In any case, it seems too easy for writers born after World War II, when Fascism was only a horrid memory, to dictate to the dead, to tell them how they should have behaved when the regime controlled every means of public expression. As for Silone, it seems unlikely that his activities will find a satisfactory explanation. “Behind every secret there is another secret,” he once wrote. Silone took his enigmas with him in death, leaving his work to speak for him. Concluding his New Yorker article, Stille writes: “The recent revelations don’t diminish the power of Silone’s writing. If anything, his heroic image may have obscured the darkness and complexity of his books.”
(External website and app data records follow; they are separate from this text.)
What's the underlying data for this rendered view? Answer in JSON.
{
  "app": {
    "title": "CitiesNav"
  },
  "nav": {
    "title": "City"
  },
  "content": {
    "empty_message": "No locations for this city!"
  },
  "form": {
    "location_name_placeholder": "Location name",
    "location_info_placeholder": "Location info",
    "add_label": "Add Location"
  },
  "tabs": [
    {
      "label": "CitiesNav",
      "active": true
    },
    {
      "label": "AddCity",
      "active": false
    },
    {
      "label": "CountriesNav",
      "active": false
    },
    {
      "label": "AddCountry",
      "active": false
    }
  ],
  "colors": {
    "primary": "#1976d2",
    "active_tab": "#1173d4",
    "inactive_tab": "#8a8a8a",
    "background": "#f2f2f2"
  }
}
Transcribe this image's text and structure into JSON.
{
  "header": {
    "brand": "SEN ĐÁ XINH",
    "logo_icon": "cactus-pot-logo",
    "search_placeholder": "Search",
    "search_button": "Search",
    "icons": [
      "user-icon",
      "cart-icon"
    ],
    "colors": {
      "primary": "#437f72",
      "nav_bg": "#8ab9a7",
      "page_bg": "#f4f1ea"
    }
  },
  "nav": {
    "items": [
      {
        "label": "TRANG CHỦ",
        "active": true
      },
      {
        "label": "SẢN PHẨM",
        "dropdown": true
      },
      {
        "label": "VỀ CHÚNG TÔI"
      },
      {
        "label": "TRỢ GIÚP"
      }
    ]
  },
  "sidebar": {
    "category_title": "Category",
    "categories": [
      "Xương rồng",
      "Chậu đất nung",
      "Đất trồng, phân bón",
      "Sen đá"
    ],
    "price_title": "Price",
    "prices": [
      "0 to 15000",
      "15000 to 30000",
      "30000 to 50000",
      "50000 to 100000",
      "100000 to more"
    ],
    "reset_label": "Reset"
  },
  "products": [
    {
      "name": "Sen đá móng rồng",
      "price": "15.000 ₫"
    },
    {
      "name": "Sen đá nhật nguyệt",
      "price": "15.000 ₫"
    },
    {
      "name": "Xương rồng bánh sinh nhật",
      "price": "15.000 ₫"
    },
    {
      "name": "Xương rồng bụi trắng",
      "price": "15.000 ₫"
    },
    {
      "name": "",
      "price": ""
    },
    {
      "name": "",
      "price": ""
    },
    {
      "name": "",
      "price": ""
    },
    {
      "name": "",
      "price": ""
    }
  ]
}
When I read those words, I wasn’t at first convinced. I was still in shock as if someone had revealed that, throughout his life, Thoreau had been involved with the slave trade. But as I began to think about writing something on the subject myself, I returned first to Fontamara, then to Bread and Wine and to Luca’s Secret. Stille was right. Here was the real Silone—a writer who could at the same time make clear moral judgments and be accepting of human weakness—and he spoke to me as he had in my youth. For me, his stories of the simple, brave giant Berardo from Fontamara, of the tormented Pietro Spina, and of the loyal and quietly heroic Luca, along with Carlo Levi’s great Christ Stopped at Eboli and Moravia’s Gli Indifferenti and Two Women, are the documents that tell the true story.
March 14, 2002